Mary Clare Douglas is our Clinical Online Services Manager and we recently caught up with her to talk about Jigsaw’s online services and the difference they are making for young people.
Hearing stories about conflict in other countries can bring up a number of feelings.
Rolling news about events such as the war in Ukraine and other conflict areas, can be overwhelming and leave us with a sense of helplessness at not knowing what to do.
Connecting with others
We can also feel empathy and sympathy for what our fellow human beings are going through.
Part of being human means we can connect with people we have never met, worrying about their situation and feeling their distress. It’s not unusual to feel different emotions at one time.

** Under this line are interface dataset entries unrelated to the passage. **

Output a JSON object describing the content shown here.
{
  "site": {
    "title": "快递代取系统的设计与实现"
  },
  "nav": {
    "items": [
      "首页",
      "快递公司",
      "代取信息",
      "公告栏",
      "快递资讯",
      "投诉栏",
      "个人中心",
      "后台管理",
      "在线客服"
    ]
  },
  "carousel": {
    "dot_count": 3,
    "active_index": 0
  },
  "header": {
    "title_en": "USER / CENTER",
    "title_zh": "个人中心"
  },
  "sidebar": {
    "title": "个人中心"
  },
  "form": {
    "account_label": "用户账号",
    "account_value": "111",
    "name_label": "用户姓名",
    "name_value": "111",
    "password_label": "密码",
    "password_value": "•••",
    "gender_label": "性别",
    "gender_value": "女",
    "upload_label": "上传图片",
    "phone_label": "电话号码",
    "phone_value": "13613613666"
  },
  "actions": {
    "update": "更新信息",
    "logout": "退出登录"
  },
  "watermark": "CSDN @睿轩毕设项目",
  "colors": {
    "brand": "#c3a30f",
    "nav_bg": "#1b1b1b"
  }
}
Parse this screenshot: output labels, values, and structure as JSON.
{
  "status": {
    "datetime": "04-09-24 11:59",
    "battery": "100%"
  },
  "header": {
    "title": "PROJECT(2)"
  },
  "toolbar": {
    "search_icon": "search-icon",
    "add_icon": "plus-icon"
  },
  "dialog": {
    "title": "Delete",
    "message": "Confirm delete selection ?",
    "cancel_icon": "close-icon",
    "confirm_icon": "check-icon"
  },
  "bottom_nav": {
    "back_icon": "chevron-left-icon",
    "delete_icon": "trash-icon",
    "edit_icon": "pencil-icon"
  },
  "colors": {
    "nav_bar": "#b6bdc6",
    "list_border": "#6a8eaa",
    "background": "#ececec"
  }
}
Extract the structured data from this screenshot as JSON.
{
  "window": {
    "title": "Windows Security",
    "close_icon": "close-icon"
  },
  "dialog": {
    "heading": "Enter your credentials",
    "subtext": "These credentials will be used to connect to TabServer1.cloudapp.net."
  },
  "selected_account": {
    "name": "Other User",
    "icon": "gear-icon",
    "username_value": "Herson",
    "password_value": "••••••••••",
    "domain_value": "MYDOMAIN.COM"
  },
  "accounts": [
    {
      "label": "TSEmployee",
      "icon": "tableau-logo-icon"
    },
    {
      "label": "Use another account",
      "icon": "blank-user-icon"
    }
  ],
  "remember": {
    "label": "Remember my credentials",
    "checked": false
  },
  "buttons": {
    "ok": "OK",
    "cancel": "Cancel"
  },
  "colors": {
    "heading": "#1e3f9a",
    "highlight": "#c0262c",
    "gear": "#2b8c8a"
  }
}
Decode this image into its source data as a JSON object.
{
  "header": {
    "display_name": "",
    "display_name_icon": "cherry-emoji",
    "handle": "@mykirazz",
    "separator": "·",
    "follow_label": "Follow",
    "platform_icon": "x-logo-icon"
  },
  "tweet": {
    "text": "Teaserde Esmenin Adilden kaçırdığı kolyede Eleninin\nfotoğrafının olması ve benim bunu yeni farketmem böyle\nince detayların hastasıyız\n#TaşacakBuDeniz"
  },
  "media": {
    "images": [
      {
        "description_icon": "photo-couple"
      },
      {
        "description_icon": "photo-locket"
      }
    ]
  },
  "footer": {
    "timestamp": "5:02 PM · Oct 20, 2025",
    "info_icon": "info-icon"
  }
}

Fleeing a war-torn country is a very challenging thing for someone to do. People are forced to leave family members, homes, pets, jobs, and careers, as well as their social community.
Adjusting to being in a new country you didn’t necessarily choose isn’t easy. There may be many barriers to settling in, such as language and different cultural norms, like foods that are eaten.
This one hour course will help young people identify what they can do to look after their own mental health.
We are proud to share our diversity, equity, and inclusion policy, More than words.
Here at Jigsaw, we believe everyone should be treated with respect and dignity. We are committed to creating a supportive and inclusive culture, where people feel a sense of belonging, regardless of their background or situation.
Without the support of our amazing fundraisers like Lucy, our work here at Jigsaw would not be possible. Over the summer of 2021, Lucy O’Sullivan cycled the Wild Atlantic Way to support young people’s mental health…
Originally reported by RTE, Nicole, who is a Jigsaw volunteer, was interviewed to discuss youth mental health in the context of her own life.
This conversation was sparked by the release of My World Survey 2, carried out by UCD in conjunction with Jigsaw, which surveyed more than 19,000 young people in Ireland.
Nicole began experiencing feelings of anxiety when she started secondary school. Nicole is 17 years old and is from Co Offaly.
“Anxiety is a big challenge. From secondary school it became a big part of my life … it feels like pressure, but like built up, or like panic. It’s hard to explain but its overwhelming,” she said.
Being around large crowds of people could ignite her feelings of anxiety.